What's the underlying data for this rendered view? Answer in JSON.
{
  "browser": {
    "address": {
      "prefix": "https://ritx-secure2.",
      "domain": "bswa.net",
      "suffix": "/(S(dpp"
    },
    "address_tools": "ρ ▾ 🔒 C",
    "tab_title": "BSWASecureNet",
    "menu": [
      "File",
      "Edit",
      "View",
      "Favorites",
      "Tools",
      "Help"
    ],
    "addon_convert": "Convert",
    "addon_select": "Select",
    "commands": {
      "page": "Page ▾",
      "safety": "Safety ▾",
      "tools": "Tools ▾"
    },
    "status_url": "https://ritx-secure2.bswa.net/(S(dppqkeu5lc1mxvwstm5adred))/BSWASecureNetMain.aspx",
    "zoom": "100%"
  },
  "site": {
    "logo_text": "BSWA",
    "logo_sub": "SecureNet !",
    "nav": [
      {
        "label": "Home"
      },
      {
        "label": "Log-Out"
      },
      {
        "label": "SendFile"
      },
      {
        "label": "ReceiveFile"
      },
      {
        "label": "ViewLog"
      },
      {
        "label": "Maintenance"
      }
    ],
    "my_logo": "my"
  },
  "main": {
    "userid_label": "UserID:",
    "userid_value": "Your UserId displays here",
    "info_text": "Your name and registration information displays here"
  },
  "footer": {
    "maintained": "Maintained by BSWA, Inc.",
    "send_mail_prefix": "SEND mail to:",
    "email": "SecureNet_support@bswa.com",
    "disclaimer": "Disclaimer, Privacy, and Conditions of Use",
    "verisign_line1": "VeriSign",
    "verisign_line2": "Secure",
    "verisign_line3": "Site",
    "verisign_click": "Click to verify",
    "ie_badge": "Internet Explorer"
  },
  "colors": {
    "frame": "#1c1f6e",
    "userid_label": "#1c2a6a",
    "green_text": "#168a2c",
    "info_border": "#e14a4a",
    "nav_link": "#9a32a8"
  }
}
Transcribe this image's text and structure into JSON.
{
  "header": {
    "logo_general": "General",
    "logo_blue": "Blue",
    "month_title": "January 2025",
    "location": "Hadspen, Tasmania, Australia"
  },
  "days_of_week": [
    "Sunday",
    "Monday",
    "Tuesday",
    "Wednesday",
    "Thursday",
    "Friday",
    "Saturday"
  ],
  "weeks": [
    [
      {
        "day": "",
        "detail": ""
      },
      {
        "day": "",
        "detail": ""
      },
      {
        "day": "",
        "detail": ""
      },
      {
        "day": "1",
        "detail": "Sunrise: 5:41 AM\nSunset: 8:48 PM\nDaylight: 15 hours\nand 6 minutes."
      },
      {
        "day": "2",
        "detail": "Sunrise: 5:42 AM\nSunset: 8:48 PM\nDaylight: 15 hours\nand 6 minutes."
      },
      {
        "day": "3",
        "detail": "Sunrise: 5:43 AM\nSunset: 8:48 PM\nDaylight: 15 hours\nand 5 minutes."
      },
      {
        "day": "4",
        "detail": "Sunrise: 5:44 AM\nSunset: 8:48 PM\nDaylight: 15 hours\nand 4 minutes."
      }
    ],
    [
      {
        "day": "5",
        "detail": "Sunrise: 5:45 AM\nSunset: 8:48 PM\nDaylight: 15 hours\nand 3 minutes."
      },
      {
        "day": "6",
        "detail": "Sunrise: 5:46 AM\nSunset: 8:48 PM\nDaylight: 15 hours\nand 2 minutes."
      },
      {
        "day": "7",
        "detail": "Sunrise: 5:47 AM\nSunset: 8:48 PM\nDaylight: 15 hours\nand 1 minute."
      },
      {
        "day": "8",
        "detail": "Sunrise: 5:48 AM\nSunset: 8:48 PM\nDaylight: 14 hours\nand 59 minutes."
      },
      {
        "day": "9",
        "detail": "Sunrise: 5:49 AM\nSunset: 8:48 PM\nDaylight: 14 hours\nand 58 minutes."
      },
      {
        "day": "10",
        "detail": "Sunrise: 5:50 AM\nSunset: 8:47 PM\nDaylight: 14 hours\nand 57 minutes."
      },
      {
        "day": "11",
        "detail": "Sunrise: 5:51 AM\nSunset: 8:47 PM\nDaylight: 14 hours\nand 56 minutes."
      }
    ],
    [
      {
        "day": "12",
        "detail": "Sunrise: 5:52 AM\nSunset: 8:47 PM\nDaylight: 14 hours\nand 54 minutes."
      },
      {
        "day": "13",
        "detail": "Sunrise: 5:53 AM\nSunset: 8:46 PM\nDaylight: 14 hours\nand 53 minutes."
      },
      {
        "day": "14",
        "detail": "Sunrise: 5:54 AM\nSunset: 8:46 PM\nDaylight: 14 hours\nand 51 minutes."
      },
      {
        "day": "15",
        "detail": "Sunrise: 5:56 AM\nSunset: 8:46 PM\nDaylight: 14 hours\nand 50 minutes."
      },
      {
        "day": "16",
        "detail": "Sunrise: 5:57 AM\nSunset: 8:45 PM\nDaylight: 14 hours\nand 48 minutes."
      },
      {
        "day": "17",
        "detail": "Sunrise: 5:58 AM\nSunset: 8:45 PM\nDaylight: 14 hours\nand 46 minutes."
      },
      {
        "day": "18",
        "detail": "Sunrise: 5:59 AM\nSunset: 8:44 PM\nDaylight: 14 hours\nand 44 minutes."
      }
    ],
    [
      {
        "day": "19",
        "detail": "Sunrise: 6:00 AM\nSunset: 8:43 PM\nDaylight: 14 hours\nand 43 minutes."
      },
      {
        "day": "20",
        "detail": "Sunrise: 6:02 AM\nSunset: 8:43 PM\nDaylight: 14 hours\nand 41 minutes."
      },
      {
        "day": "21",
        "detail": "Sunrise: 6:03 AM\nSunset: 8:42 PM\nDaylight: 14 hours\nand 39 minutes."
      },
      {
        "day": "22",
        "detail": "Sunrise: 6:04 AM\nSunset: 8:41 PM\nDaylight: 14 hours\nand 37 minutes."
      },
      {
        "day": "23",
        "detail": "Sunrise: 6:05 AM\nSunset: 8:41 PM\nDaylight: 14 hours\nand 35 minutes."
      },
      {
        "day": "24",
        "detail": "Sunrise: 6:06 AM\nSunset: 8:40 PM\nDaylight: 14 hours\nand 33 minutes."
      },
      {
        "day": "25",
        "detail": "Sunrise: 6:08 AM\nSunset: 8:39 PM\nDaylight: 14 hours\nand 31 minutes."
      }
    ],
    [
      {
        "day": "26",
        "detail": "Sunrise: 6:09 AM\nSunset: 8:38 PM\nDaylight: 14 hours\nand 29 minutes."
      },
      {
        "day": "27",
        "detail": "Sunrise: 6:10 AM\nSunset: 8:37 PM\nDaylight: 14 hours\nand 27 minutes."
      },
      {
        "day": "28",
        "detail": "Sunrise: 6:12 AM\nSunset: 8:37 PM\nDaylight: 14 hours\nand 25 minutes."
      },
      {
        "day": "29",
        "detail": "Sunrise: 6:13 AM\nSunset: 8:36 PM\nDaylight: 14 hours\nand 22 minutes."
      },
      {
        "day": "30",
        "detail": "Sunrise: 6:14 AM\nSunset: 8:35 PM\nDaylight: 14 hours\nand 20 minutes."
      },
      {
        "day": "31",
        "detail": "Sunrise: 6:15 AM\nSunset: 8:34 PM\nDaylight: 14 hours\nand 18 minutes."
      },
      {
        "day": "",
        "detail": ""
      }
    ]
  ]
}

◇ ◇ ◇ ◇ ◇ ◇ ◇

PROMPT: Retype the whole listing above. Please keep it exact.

WRITTEN ANSWER:
What's the underlying data for this rendered view? Answer in JSON.
{
  "browser": {
    "address": {
      "prefix": "https://ritx-secure2.",
      "domain": "bswa.net",
      "suffix": "/(S(dpp"
    },
    "address_tools": "ρ ▾ 🔒 C",
    "tab_title": "BSWASecureNet",
    "menu": [
      "File",
      "Edit",
      "View",
      "Favorites",
      "Tools",
      "Help"
    ],
    "addon_convert": "Convert",
    "addon_select": "Select",
    "commands": {
      "page": "Page ▾",
      "safety": "Safety ▾",
      "tools": "Tools ▾"
    },
    "status_url": "https://ritx-secure2.bswa.net/(S(dppqkeu5lc1mxvwstm5adred))/BSWASecureNetMain.aspx",
    "zoom": "100%"
  },
  "site": {
    "logo_text": "BSWA",
    "logo_sub": "SecureNet !",
    "nav": [
      {
        "label": "Home"
      },
      {
        "label": "Log-Out"
      },
      {
        "label": "SendFile"
      },
      {
        "label": "ReceiveFile"
      },
      {
        "label": "ViewLog"
      },
      {
        "label": "Maintenance"
      }
    ],
    "my_logo": "my"
  },
  "main": {
    "userid_label": "UserID:",
    "userid_value": "Your UserId displays here",
    "info_text": "Your name and registration information displays here"
  },
  "footer": {
    "maintained": "Maintained by BSWA, Inc.",
    "send_mail_prefix": "SEND mail to:",
    "email": "SecureNet_support@bswa.com",
    "disclaimer": "Disclaimer, Privacy, and Conditions of Use",
    "verisign_line1": "VeriSign",
    "verisign_line2": "Secure",
    "verisign_line3": "Site",
    "verisign_click": "Click to verify",
    "ie_badge": "Internet Explorer"
  },
  "colors": {
    "frame": "#1c1f6e",
    "userid_label": "#1c2a6a",
    "green_text": "#168a2c",
    "info_border": "#e14a4a",
    "nav_link": "#9a32a8"
  }
}
Transcribe this image's text and structure into JSON.
{
  "header": {
    "logo_general": "General",
    "logo_blue": "Blue",
    "month_title": "January 2025",
    "location": "Hadspen, Tasmania, Australia"
  },
  "days_of_week": [
    "Sunday",
    "Monday",
    "Tuesday",
    "Wednesday",
    "Thursday",
    "Friday",
    "Saturday"
  ],
  "weeks": [
    [
      {
        "day": "",
        "detail": ""
      },
      {
        "day": "",
        "detail": ""
      },
      {
        "day": "",
        "detail": ""
      },
      {
        "day": "1",
        "detail": "Sunrise: 5:41 AM\nSunset: 8:48 PM\nDaylight: 15 hours\nand 6 minutes."
      },
      {
        "day": "2",
        "detail": "Sunrise: 5:42 AM\nSunset: 8:48 PM\nDaylight: 15 hours\nand 6 minutes."
      },
      {
        "day": "3",
        "detail": "Sunrise: 5:43 AM\nSunset: 8:48 PM\nDaylight: 15 hours\nand 5 minutes."
      },
      {
        "day": "4",
        "detail": "Sunrise: 5:44 AM\nSunset: 8:48 PM\nDaylight: 15 hours\nand 4 minutes."
      }
    ],
    [
      {
        "day": "5",
        "detail": "Sunrise: 5:45 AM\nSunset: 8:48 PM\nDaylight: 15 hours\nand 3 minutes."
      },
      {
        "day": "6",
        "detail": "Sunrise: 5:46 AM\nSunset: 8:48 PM\nDaylight: 15 hours\nand 2 minutes."
      },
      {
        "day": "7",
        "detail": "Sunrise: 5:47 AM\nSunset: 8:48 PM\nDaylight: 15 hours\nand 1 minute."
      },
      {
        "day": "8",
        "detail": "Sunrise: 5:48 AM\nSunset: 8:48 PM\nDaylight: 14 hours\nand 59 minutes."
      },
      {
        "day": "9",
        "detail": "Sunrise: 5:49 AM\nSunset: 8:48 PM\nDaylight: 14 hours\nand 58 minutes."
      },
      {
        "day": "10",
        "detail": "Sunrise: 5:50 AM\nSunset: 8:47 PM\nDaylight: 14 hours\nand 57 minutes."
      },
      {
        "day": "11",
        "detail": "Sunrise: 5:51 AM\nSunset: 8:47 PM\nDaylight: 14 hours\nand 56 minutes."
      }
    ],
    [
      {
        "day": "12",
        "detail": "Sunrise: 5:52 AM\nSunset: 8:47 PM\nDaylight: 14 hours\nand 54 minutes."
      },
      {
        "day": "13",
        "detail": "Sunrise: 5:53 AM\nSunset: 8:46 PM\nDaylight: 14 hours\nand 53 minutes."
      },
      {
        "day": "14",
        "detail": "Sunrise: 5:54 AM\nSunset: 8:46 PM\nDaylight: 14 hours\nand 51 minutes."
      },
      {
        "day": "15",
        "detail": "Sunrise: 5:56 AM\nSunset: 8:46 PM\nDaylight: 14 hours\nand 50 minutes."
      },
      {
        "day": "16",
        "detail": "Sunrise: 5:57 AM\nSunset: 8:45 PM\nDaylight: 14 hours\nand 48 minutes."
      },
      {
        "day": "17",
        "detail": "Sunrise: 5:58 AM\nSunset: 8:45 PM\nDaylight: 14 hours\nand 46 minutes."
      },
      {
        "day": "18",
        "detail": "Sunrise: 5:59 AM\nSunset: 8:44 PM\nDaylight: 14 hours\nand 44 minutes."
      }
    ],
    [
      {
        "day": "19",
        "detail": "Sunrise: 6:00 AM\nSunset: 8:43 PM\nDaylight: 14 hours\nand 43 minutes."
      },
      {
        "day": "20",
        "detail": "Sunrise: 6:02 AM\nSunset: 8:43 PM\nDaylight: 14 hours\nand 41 minutes."
      },
      {
        "day": "21",
        "detail": "Sunrise: 6:03 AM\nSunset: 8:42 PM\nDaylight: 14 hours\nand 39 minutes."
      },
      {
        "day": "22",
        "detail": "Sunrise: 6:04 AM\nSunset: 8:41 PM\nDaylight: 14 hours\nand 37 minutes."
      },
      {
        "day": "23",
        "detail": "Sunrise: 6:05 AM\nSunset: 8:41 PM\nDaylight: 14 hours\nand 35 minutes."
      },
      {
        "day": "24",
        "detail": "Sunrise: 6:06 AM\nSunset: 8:40 PM\nDaylight: 14 hours\nand 33 minutes."
      },
      {
        "day": "25",
        "detail": "Sunrise: 6:08 AM\nSunset: 8:39 PM\nDaylight: 14 hours\nand 31 minutes."
      }
    ],
    [
      {
        "day": "26",
        "detail": "Sunrise: 6:09 AM\nSunset: 8:38 PM\nDaylight: 14 hours\nand 29 minutes."
      },
      {
        "day": "27",
        "detail": "Sunrise: 6:10 AM\nSunset: 8:37 PM\nDaylight: 14 hours\nand 27 minutes."
      },
      {
        "day": "28",
        "detail": "Sunrise: 6:12 AM\nSunset: 8:37 PM\nDaylight: 14 hours\nand 25 minutes."
      },
      {
        "day": "29",
        "detail": "Sunrise: 6:13 AM\nSunset: 8:36 PM\nDaylight: 14 hours\nand 22 minutes."
      },
      {
        "day": "30",
        "detail": "Sunrise: 6:14 AM\nSunset: 8:35 PM\nDaylight: 14 hours\nand 20 minutes."
      },
      {
        "day": "31",
        "detail": "Sunrise: 6:15 AM\nSunset: 8:34 PM\nDaylight: 14 hours\nand 18 minutes."
      },
      {
        "day": "",
        "detail": ""
      }
    ]
  ]
}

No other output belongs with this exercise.